6. What’s the most important thing you’ve learned about self-publishing that you didn’t know when you started out?
That with a small publisher or in self-publishing, publishing is basically the same process as done by traditional and major publishers. You realize that publishing is about distributing a book to as many readers as possible and that publishers in the past have worked with a promotion plan. The publishing world is perplexing, and for readers too, as far as books being recommended as in English classes and books satisfying reader needs and wants.
7. If you could do one thing differently in publishing your books, what would it be?
I would have edited my own books instead of working on a new one. Working on a book to the hilt is a swifter way to a publisher, especially today. A writer should use their abilities to the fullest before giving up on publication.
8. Indie authors face the challenge of marketing their books without the resources of traditional publishers. What advice do you have for an indie just starting out?
Believing that readers are looking for a good book and believing in yours is where traditional publishers begin. We live in a time when large companies have great advantage and yet, they can be disillusioning as large companies can be in other product areas. Smaller companies or self-publishing could be more hands-on or handmade. Sometimes I speculate that publishing might become like the restaurant business, the large companies being reliable and omnipresent while the smaller publisher might be like a small restaurant business, often excellent.

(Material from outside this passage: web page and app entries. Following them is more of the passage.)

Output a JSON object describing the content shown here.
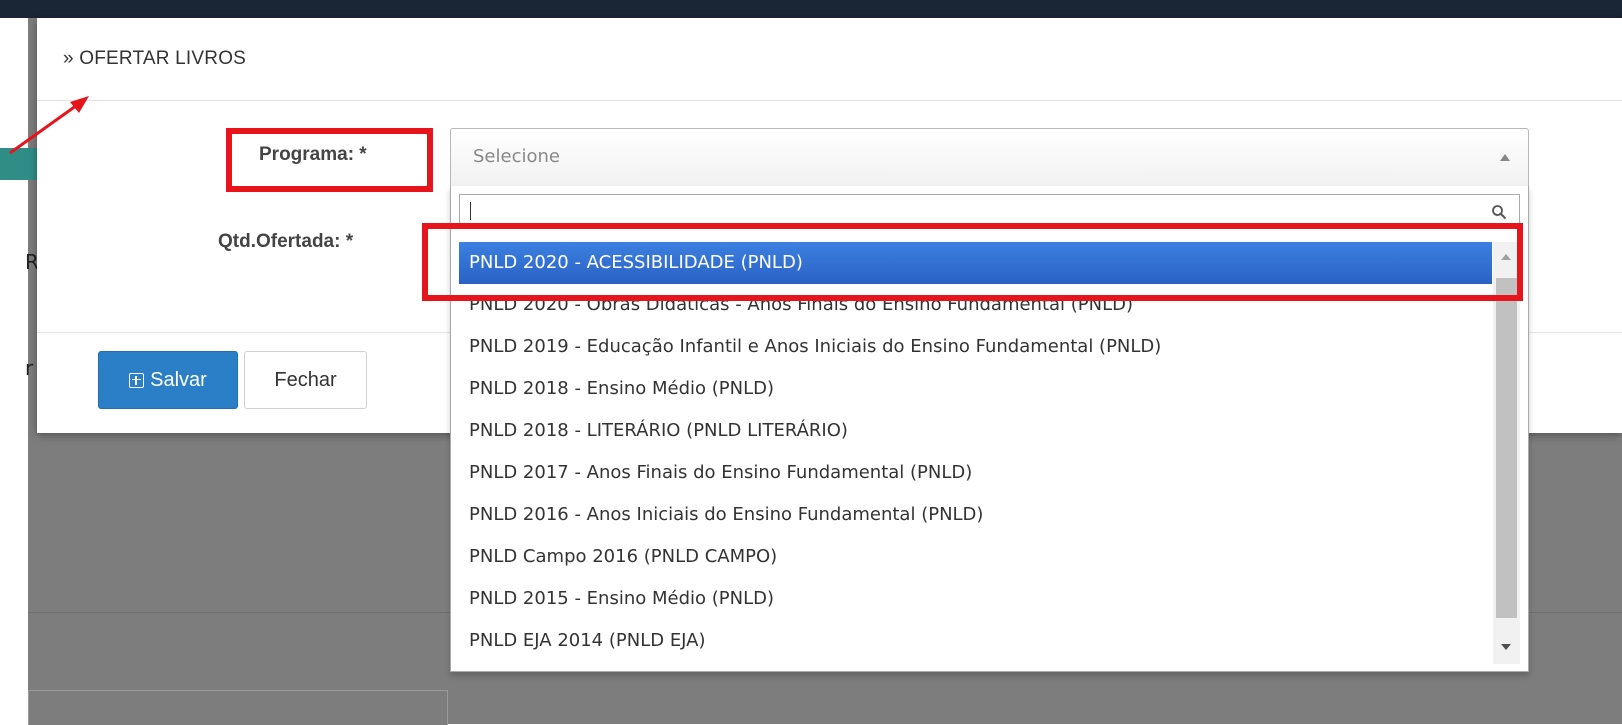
{
  "modal": {
    "title": "» OFERTAR LIVROS",
    "programa_label": "Programa: *",
    "qtd_label": "Qtd.Ofertada: *",
    "save_label": "Salvar",
    "close_label": "Fechar"
  },
  "select": {
    "placeholder": "Selecione",
    "search_value": ""
  },
  "options": [
    "PNLD 2020 - ACESSIBILIDADE (PNLD)",
    "PNLD 2020 - Obras Didáticas - Anos Finais do Ensino Fundamental (PNLD)",
    "PNLD 2019 - Educação Infantil e Anos Iniciais do Ensino Fundamental (PNLD)",
    "PNLD 2018 - Ensino Médio (PNLD)",
    "PNLD 2018 - LITERÁRIO (PNLD LITERÁRIO)",
    "PNLD 2017 - Anos Finais do Ensino Fundamental (PNLD)",
    "PNLD 2016 - Anos Iniciais do Ensino Fundamental (PNLD)",
    "PNLD Campo 2016 (PNLD CAMPO)",
    "PNLD 2015 - Ensino Médio (PNLD)",
    "PNLD EJA 2014 (PNLD EJA)"
  ],
  "selected_option": "PNLD 2020 - ACESSIBILIDADE (PNLD)",
  "background": {
    "frag_r": "R",
    "frag_r2": "r"
  },
  "colors": {
    "annotation_red": "#e8141c",
    "highlight_blue": "#3875d7",
    "save_button": "#2a7fc6"
  },
  "icons": [
    "search-icon",
    "plus-square-icon",
    "arrow-up-icon",
    "scroll-up-icon",
    "scroll-down-icon"
  ]
}
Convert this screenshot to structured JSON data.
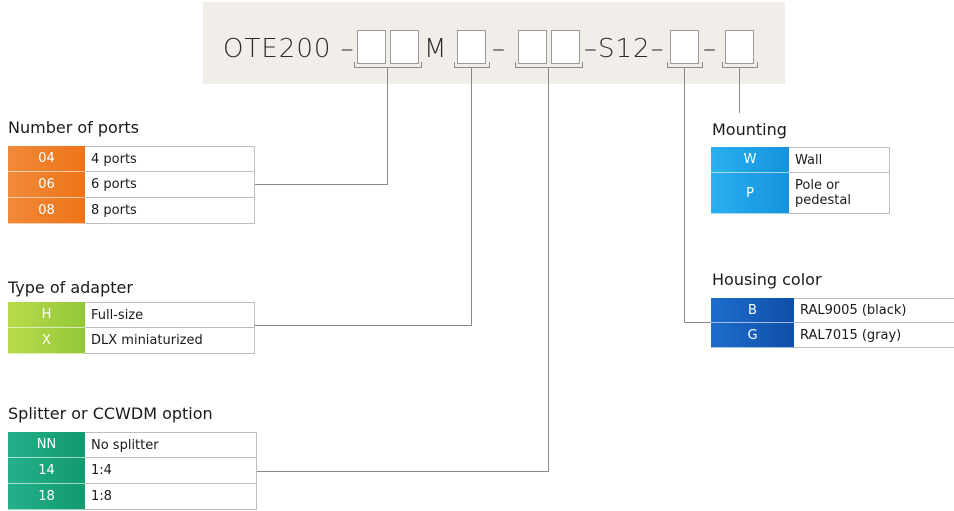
{
  "code": {
    "prefix": "OTE200 –",
    "m": "M",
    "dash1": "–",
    "s12": "–S12–",
    "dash2": "–"
  },
  "sections": {
    "ports": {
      "title": "Number of ports",
      "color": "#f07a22",
      "rows": [
        {
          "code": "04",
          "label": "4 ports"
        },
        {
          "code": "06",
          "label": "6 ports"
        },
        {
          "code": "08",
          "label": "8 ports"
        }
      ]
    },
    "adapter": {
      "title": "Type of adapter",
      "color": "#9ccf3c",
      "rows": [
        {
          "code": "H",
          "label": "Full-size"
        },
        {
          "code": "X",
          "label": "DLX miniaturized"
        }
      ]
    },
    "splitter": {
      "title": "Splitter or CCWDM option",
      "color": "#1aa37a",
      "rows": [
        {
          "code": "NN",
          "label": "No splitter"
        },
        {
          "code": "14",
          "label": "1:4"
        },
        {
          "code": "18",
          "label": "1:8"
        }
      ]
    },
    "mounting": {
      "title": "Mounting",
      "color": "#1ea0e6",
      "rows": [
        {
          "code": "W",
          "label": "Wall"
        },
        {
          "code": "P",
          "label": "Pole or pedestal"
        }
      ]
    },
    "housing": {
      "title": "Housing color",
      "color": "#1560c0",
      "rows": [
        {
          "code": "B",
          "label": "RAL9005 (black)"
        },
        {
          "code": "G",
          "label": "RAL7015 (gray)"
        }
      ]
    }
  }
}
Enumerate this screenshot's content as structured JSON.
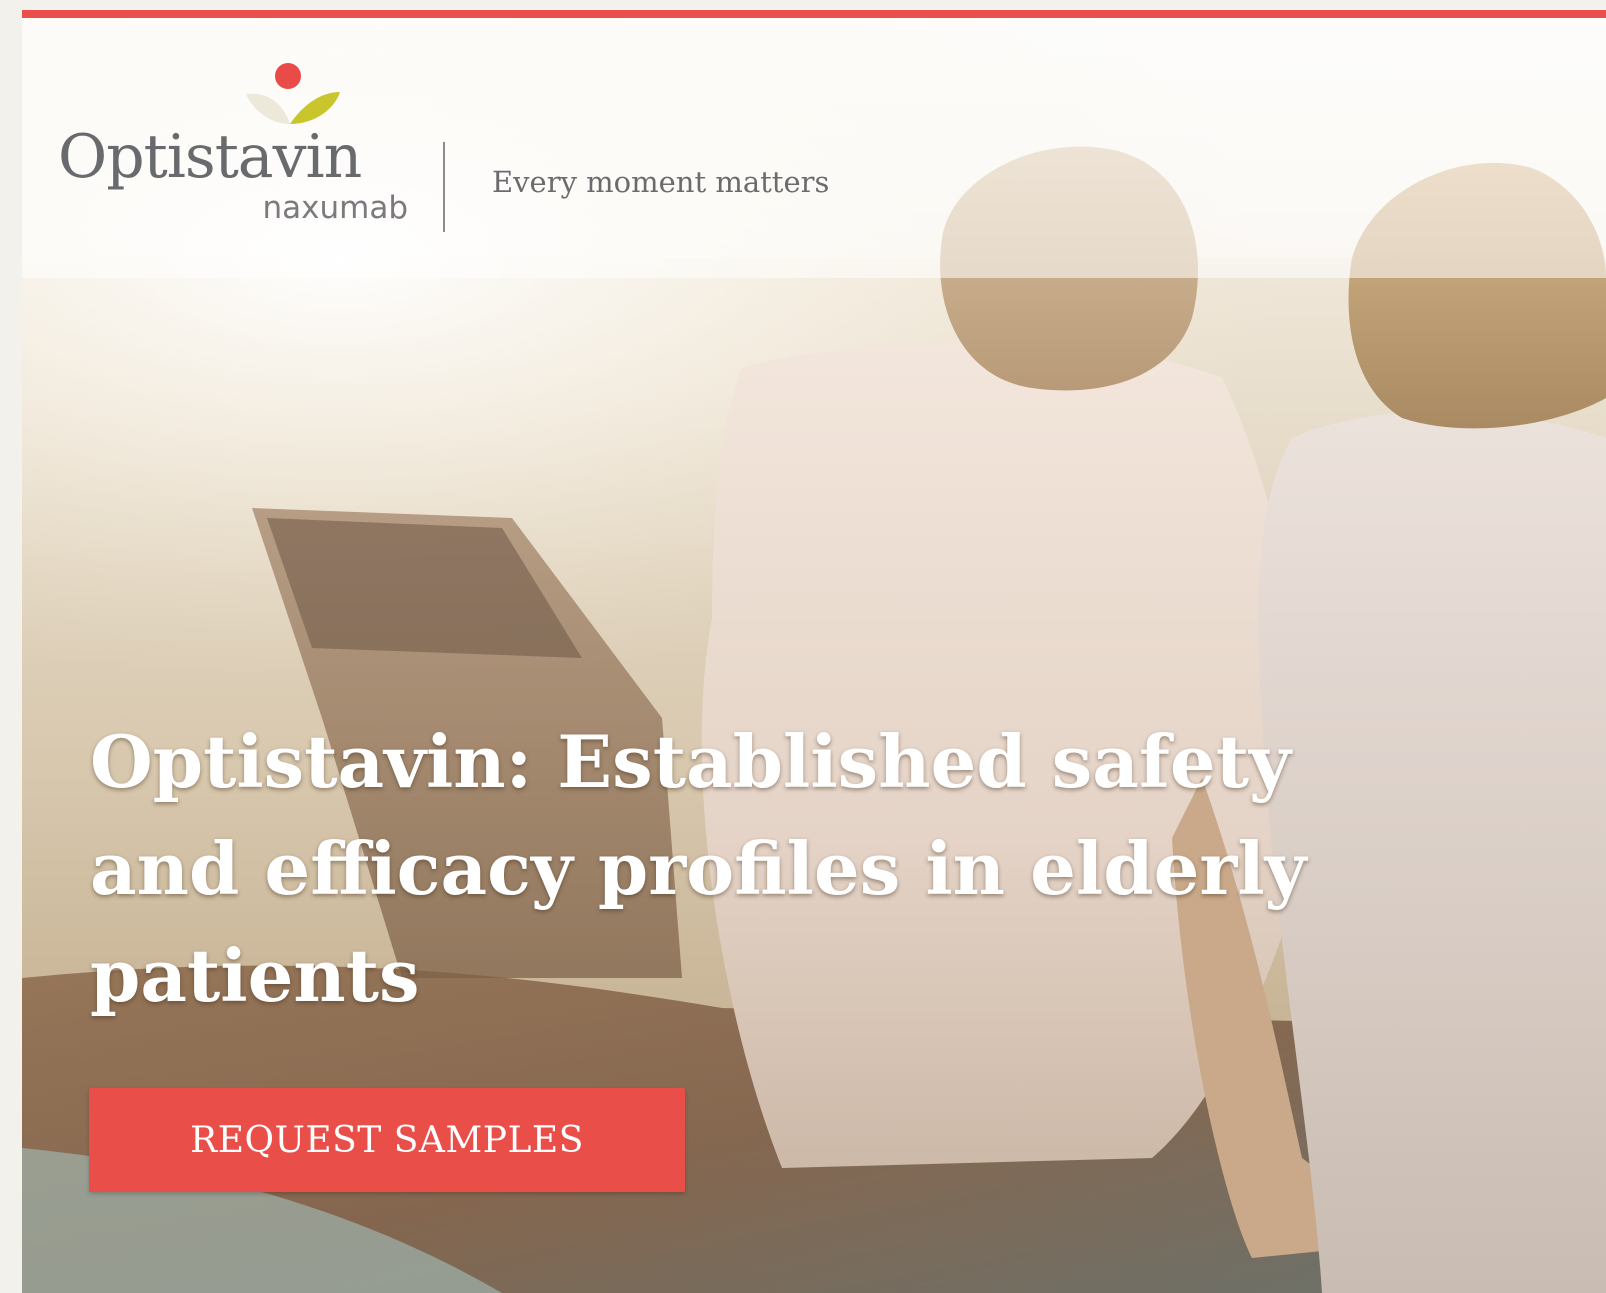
{
  "brand": {
    "name": "Optistavin",
    "generic": "naxumab",
    "tagline": "Every moment matters"
  },
  "hero": {
    "headline": "Optistavin: Established safety and efficacy profiles in elderly patients",
    "cta_label": "REQUEST SAMPLES"
  },
  "colors": {
    "accent": "#e9504c",
    "logo_dot": "#e94b48",
    "logo_leaf": "#c9c52c",
    "text_gray": "#696a6d"
  },
  "icons": {
    "logo_mark": "sprout-with-red-dot"
  }
}
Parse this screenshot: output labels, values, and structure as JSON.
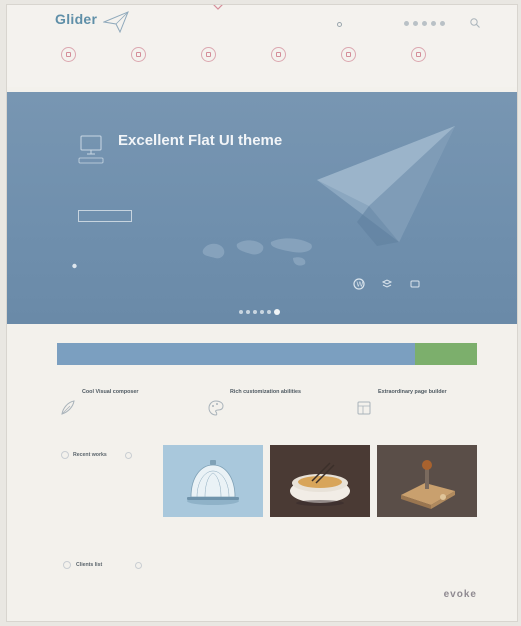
{
  "header": {
    "logo_title": "Glider",
    "logo_sub": "",
    "lang": "",
    "search_placeholder": "",
    "nav": [
      {
        "label": "",
        "desc": ""
      },
      {
        "label": "",
        "desc": ""
      },
      {
        "label": "",
        "desc": ""
      },
      {
        "label": "",
        "desc": ""
      },
      {
        "label": "",
        "desc": ""
      },
      {
        "label": "",
        "desc": ""
      }
    ]
  },
  "hero": {
    "title": "Excellent Flat UI theme",
    "subtitle": "",
    "description": "",
    "button_label": "",
    "note": "",
    "slides": 6,
    "active_slide": 6
  },
  "banner": {
    "text": "",
    "button_label": ""
  },
  "features": [
    {
      "title": "Cool Visual composer",
      "text": "",
      "icon": "feather-icon"
    },
    {
      "title": "Rich customization abilities",
      "text": "",
      "icon": "paint-palette-icon"
    },
    {
      "title": "Extraordinary page builder",
      "text": "",
      "icon": "layout-builder-icon"
    }
  ],
  "recent": {
    "title": "Recent works",
    "text": "",
    "works": [
      {
        "title": "",
        "category": ""
      },
      {
        "title": "",
        "category": ""
      },
      {
        "title": "",
        "category": ""
      }
    ]
  },
  "clients": {
    "title": "Clients list",
    "logos": [
      "",
      "",
      "",
      "",
      "evoke"
    ]
  },
  "colors": {
    "accent": "#5f8fa8",
    "hero_bg": "#7391ae",
    "banner_bg": "#7b9fc0",
    "banner_button": "#7caf6c",
    "nav_icon": "#dca8b0"
  }
}
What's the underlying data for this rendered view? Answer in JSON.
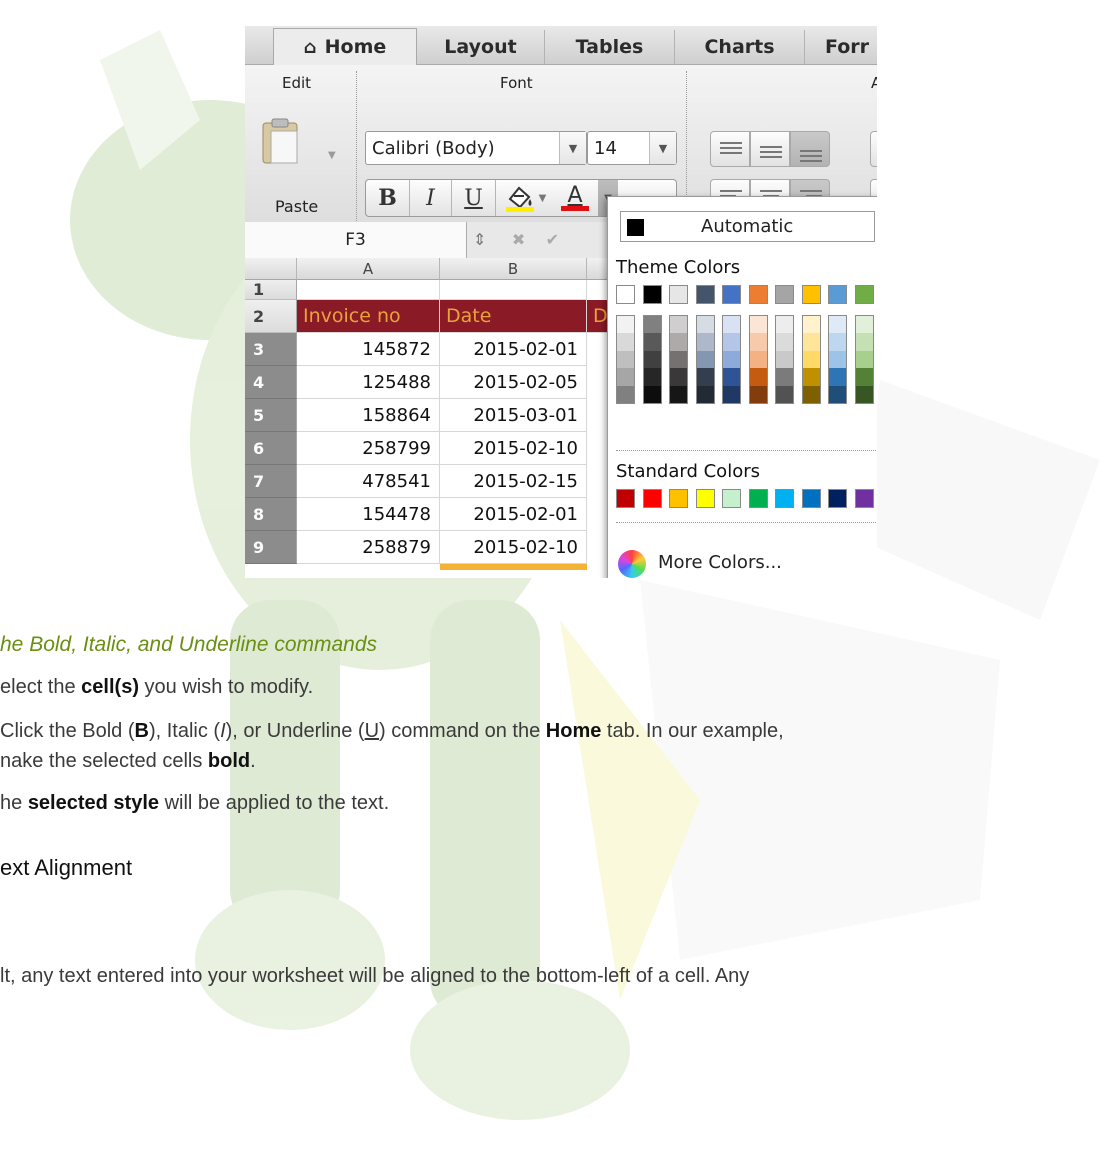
{
  "ribbon": {
    "tabs": [
      "Home",
      "Layout",
      "Tables",
      "Charts",
      "Forr"
    ],
    "groups": {
      "edit": "Edit",
      "font": "Font",
      "alignment_cut": "A"
    },
    "paste_label": "Paste",
    "font_name": "Calibri (Body)",
    "font_size": "14",
    "bold_label": "B",
    "italic_label": "I",
    "underline_label": "U",
    "highlight_color": "#ffee00",
    "font_color": "#e01010",
    "font_color_glyph": "A"
  },
  "namebox": "F3",
  "sheet": {
    "columns": [
      "A",
      "B"
    ],
    "row_numbers": [
      "1",
      "2",
      "3",
      "4",
      "5",
      "6",
      "7",
      "8",
      "9"
    ],
    "header_row": {
      "col_a": "Invoice no",
      "col_b": "Date",
      "col_c_cut": "D"
    },
    "rows": [
      {
        "invoice": "145872",
        "date": "2015-02-01"
      },
      {
        "invoice": "125488",
        "date": "2015-02-05"
      },
      {
        "invoice": "158864",
        "date": "2015-03-01"
      },
      {
        "invoice": "258799",
        "date": "2015-02-10"
      },
      {
        "invoice": "478541",
        "date": "2015-02-15"
      },
      {
        "invoice": "154478",
        "date": "2015-02-01"
      },
      {
        "invoice": "258879",
        "date": "2015-02-10"
      }
    ],
    "header_fill": "#8b1a27",
    "header_text_color": "#e8a33a"
  },
  "color_popup": {
    "automatic_label": "Automatic",
    "theme_label": "Theme Colors",
    "standard_label": "Standard Colors",
    "more_label": "More Colors...",
    "theme_top": [
      "#ffffff",
      "#000000",
      "#e7e6e6",
      "#44546a",
      "#4472c4",
      "#ed7d31",
      "#a5a5a5",
      "#ffc000",
      "#5b9bd5",
      "#70ad47"
    ],
    "theme_shades": [
      [
        "#f2f2f2",
        "#d9d9d9",
        "#bfbfbf",
        "#a6a6a6",
        "#808080"
      ],
      [
        "#808080",
        "#595959",
        "#404040",
        "#262626",
        "#0d0d0d"
      ],
      [
        "#d0cece",
        "#aeaaaa",
        "#757171",
        "#3a3838",
        "#171616"
      ],
      [
        "#d6dce4",
        "#adb9ca",
        "#8497b0",
        "#333f4f",
        "#222a35"
      ],
      [
        "#d9e2f3",
        "#b4c6e7",
        "#8eaadb",
        "#2f5496",
        "#1f3864"
      ],
      [
        "#fbe5d5",
        "#f7caac",
        "#f4b183",
        "#c55a11",
        "#833c0b"
      ],
      [
        "#ededed",
        "#dbdbdb",
        "#c9c9c9",
        "#7b7b7b",
        "#525252"
      ],
      [
        "#fff2cc",
        "#fee599",
        "#ffd966",
        "#bf9000",
        "#7f6000"
      ],
      [
        "#deebf6",
        "#bdd7ee",
        "#9dc3e6",
        "#2e75b5",
        "#1f4e79"
      ],
      [
        "#e2efd9",
        "#c5e0b3",
        "#a8d08d",
        "#538135",
        "#375623"
      ]
    ],
    "standard": [
      "#c00000",
      "#ff0000",
      "#ffc000",
      "#ffff00",
      "#c6efce",
      "#00b050",
      "#00b0f0",
      "#0070c0",
      "#002060",
      "#7030a0"
    ]
  },
  "doc": {
    "subhead": "he Bold, Italic, and Underline commands",
    "step1": {
      "t1": "elect the ",
      "b1": "cell(s)",
      "t2": " you wish to modify."
    },
    "step2": {
      "t1": "Click the Bold (",
      "b1": "B",
      "t2": "), Italic (",
      "i1": "I",
      "t3": "), or Underline (",
      "u1": "U",
      "t4": ") command on the ",
      "b2": "Home",
      "t5": " tab. In our example,",
      "line2a": "nake the selected cells ",
      "line2b": "bold",
      "line2c": "."
    },
    "step3": {
      "t1": "he ",
      "b1": "selected style",
      "t2": " will be applied to the text."
    },
    "heading": "ext Alignment",
    "para": "lt, any text entered into your worksheet will be aligned to the bottom-left of a cell. Any"
  }
}
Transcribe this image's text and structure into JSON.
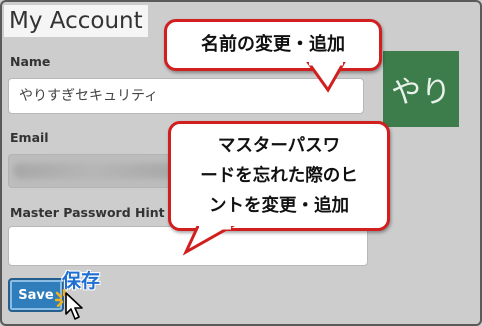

For that reason, an indie publisher would want to begin regionally or among groups of readers. There are lists of indie bookstores where a publicity plan could be centered. Publications such as newspapers or magazines furnish blurbs or reviews of regional books. And the internet has gathered readers and writers into groups that seem ever-expanding. The indie author would be like a regional restaurant, bringing people in to their fare, and having an ambition to expand.
9. What are you currently working on?
An adult novel, the autobiographical type, but trying to make it a novel. The manuscript is completed and at this time, I hope to be in the final editing stages.
10. If you could market your brand – not just one particular book, but your overall brand of writing – in one sentence, what would it be?
My books usually begin with riddles of my life experience, sometimes staying within realism and other times, speculating beyond that.
11. How can readers learn more about your books?
The House in Windward Leaves at Amazon.